Bower hen small

Bower Hen

Next came a few landscape paintings.

scene with no black small

Scene with No Black


City for Cars

This scene was inspired by a day when I went to go and see a small architecture exhibition at the National Archives. I took a wrong turn and parked my car at the West Block, instead of the East Block. The carpark was deserted, and it got me thinking – how often is a carpark deserted, except for your own car? My Honda Jazz looked so strange and melancholy, alone in the middle of a city designed for cars.



This near-abstraction of a landscape almost killed me to paint.

Also included in the exhibition were some woodcuts I’d created. Two depict horses, as they were pieces created to apply for a horse-themed residency. I’ve always really liked horses, but I turned away from depicting them for several years, as my practice changed to one based more on personal observation and I don’t really have much access to horses. Therefore, I decided I needed to create some more recent horse-based works, to demonstrate that I have an interested in horses in art.
(I got the residency placement by the way, next post will be about my time there.)




Winter Coat

The first of these was done on a wood plate, the second on a piece of plywood. Both have very different textures, and the line created by the chisel works very differently on each one.

Finally, I created a botanical motif based on my walks around the neighbourhood, seeing signs for fuel-reduction burns tethered to plants in the bushland.


This exhibition was the largest I’ve done yet, and the effect of the works on the walls ended up being absolutely wonderful.
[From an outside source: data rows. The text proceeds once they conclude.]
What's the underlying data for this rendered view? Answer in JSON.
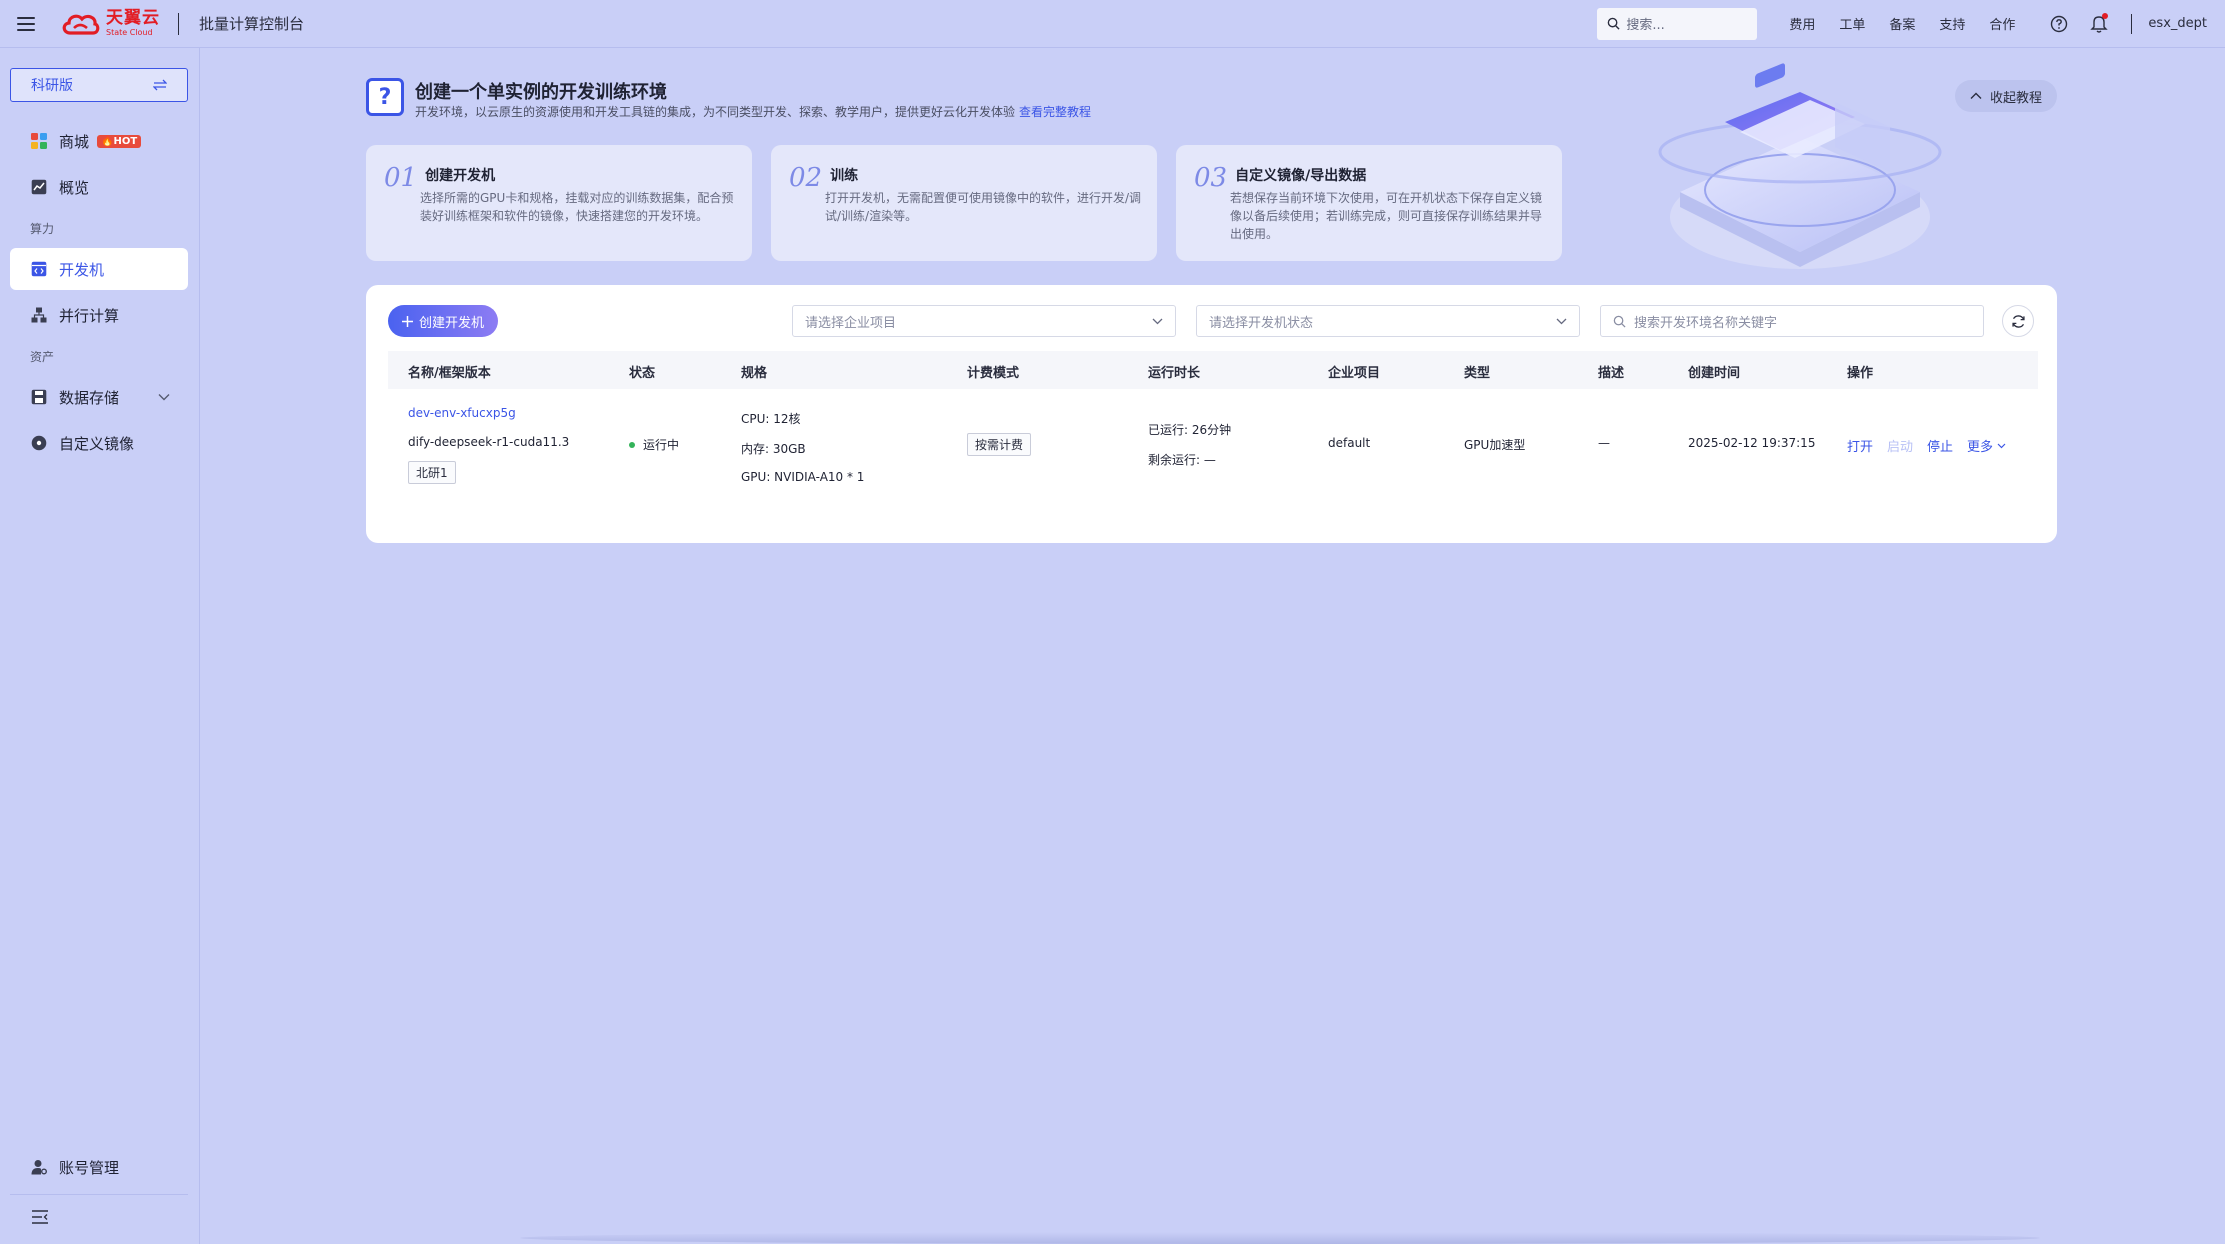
{
  "topbar": {
    "logo_cn": "天翼云",
    "logo_en": "State Cloud",
    "console_title": "批量计算控制台",
    "search_placeholder": "搜索...",
    "links": [
      "费用",
      "工单",
      "备案",
      "支持",
      "合作"
    ],
    "user": "esx_dept"
  },
  "sidebar": {
    "edition": "科研版",
    "items": [
      {
        "label": "商城",
        "badge": "HOT"
      },
      {
        "label": "概览"
      },
      {
        "label": "开发机"
      },
      {
        "label": "并行计算"
      },
      {
        "label": "数据存储"
      },
      {
        "label": "自定义镜像"
      },
      {
        "label": "账号管理"
      }
    ],
    "groups": [
      "算力",
      "资产"
    ]
  },
  "intro": {
    "title": "创建一个单实例的开发训练环境",
    "desc": "开发环境，以云原生的资源使用和开发工具链的集成，为不同类型开发、探索、教学用户，提供更好云化开发体验",
    "link": "查看完整教程",
    "collapse": "收起教程"
  },
  "steps": [
    {
      "num": "01",
      "title": "创建开发机",
      "desc": "选择所需的GPU卡和规格，挂载对应的训练数据集，配合预装好训练框架和软件的镜像，快速搭建您的开发环境。"
    },
    {
      "num": "02",
      "title": "训练",
      "desc": "打开开发机，无需配置便可使用镜像中的软件，进行开发/调试/训练/渲染等。"
    },
    {
      "num": "03",
      "title": "自定义镜像/导出数据",
      "desc": "若想保存当前环境下次使用，可在开机状态下保存自定义镜像以备后续使用；若训练完成，则可直接保存训练结果并导出使用。"
    }
  ],
  "toolbar": {
    "create": "创建开发机",
    "project_placeholder": "请选择企业项目",
    "status_placeholder": "请选择开发机状态",
    "search_placeholder": "搜索开发环境名称关键字"
  },
  "table": {
    "headers": [
      "名称/框架版本",
      "状态",
      "规格",
      "计费模式",
      "运行时长",
      "企业项目",
      "类型",
      "描述",
      "创建时间",
      "操作"
    ],
    "row": {
      "name": "dev-env-xfucxp5g",
      "framework": "dify-deepseek-r1-cuda11.3",
      "region": "北研1",
      "status": "运行中",
      "cpu": "CPU: 12核",
      "memory": "内存: 30GB",
      "gpu": "GPU: NVIDIA-A10 * 1",
      "billing": "按需计费",
      "ran": "已运行: 26分钟",
      "remaining": "剩余运行: —",
      "project": "default",
      "type": "GPU加速型",
      "desc": "—",
      "created": "2025-02-12 19:37:15",
      "ops": {
        "open": "打开",
        "start": "启动",
        "stop": "停止",
        "more": "更多"
      }
    }
  },
  "colors": {
    "accent": "#3b55e6",
    "background": "#c9cff7",
    "status_running": "#34b35a",
    "brand_red": "#e21d25"
  }
}
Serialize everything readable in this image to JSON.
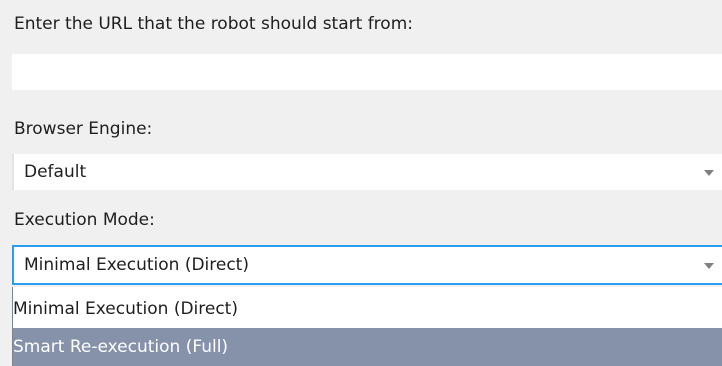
{
  "url_section": {
    "label": "Enter the URL that the robot should start from:",
    "value": "",
    "placeholder": ""
  },
  "browser_engine": {
    "label": "Browser Engine:",
    "selected": "Default"
  },
  "execution_mode": {
    "label": "Execution Mode:",
    "selected": "Minimal Execution (Direct)",
    "options": [
      "Minimal Execution (Direct)",
      "Smart Re-execution (Full)"
    ],
    "highlighted_option_index": 1
  },
  "colors": {
    "background": "#f0f0f0",
    "input_background": "#ffffff",
    "focus_border": "#2a9df0",
    "highlight": "#8592aa",
    "text": "#1e1e1e"
  },
  "icons": {
    "dropdown_arrow": "chevron-down-icon"
  }
}
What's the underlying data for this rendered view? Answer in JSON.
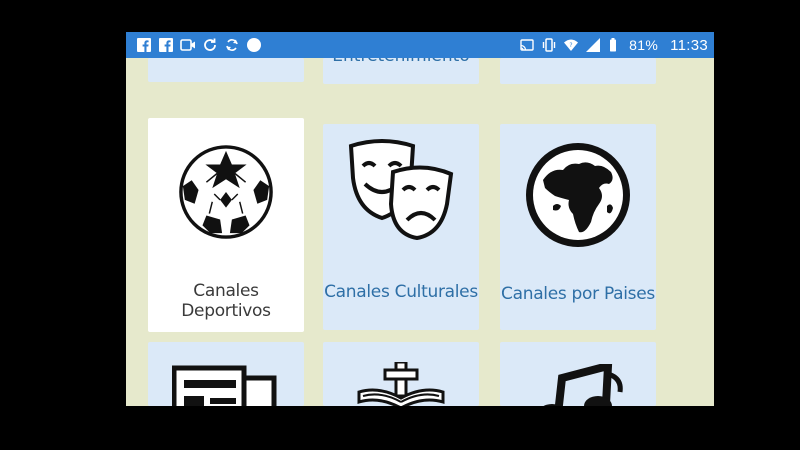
{
  "status_bar": {
    "left_icons": [
      "facebook-icon",
      "facebook-icon",
      "video-camera-icon",
      "sync-icon",
      "refresh-icon",
      "dot-icon"
    ],
    "right_icons": [
      "cast-icon",
      "vibrate-icon",
      "wifi-icon",
      "signal-icon",
      "battery-icon"
    ],
    "battery": "81%",
    "time": "11:33"
  },
  "tiles": {
    "top_partial_label": "Entretenimiento",
    "deportivos": {
      "label": "Canales Deportivos",
      "icon": "soccer-ball-icon"
    },
    "culturales": {
      "label": "Canales Culturales",
      "icon": "theater-masks-icon"
    },
    "paises": {
      "label": "Canales por Paises",
      "icon": "globe-icon"
    },
    "bottom_icons": [
      "newspaper-icon",
      "bible-cross-icon",
      "music-note-icon"
    ]
  },
  "colors": {
    "status_bar": "#2f7fd3",
    "tile_blue": "#dbe9f8",
    "label_blue": "#2e6fa6",
    "background": "#e6e9cc"
  }
}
However, creating the works took a lot out of me, which is why I seem to have fallen off from updating this site a bit. It’s been a rather busy year, and I’m trying to get back into it.

Thanks again,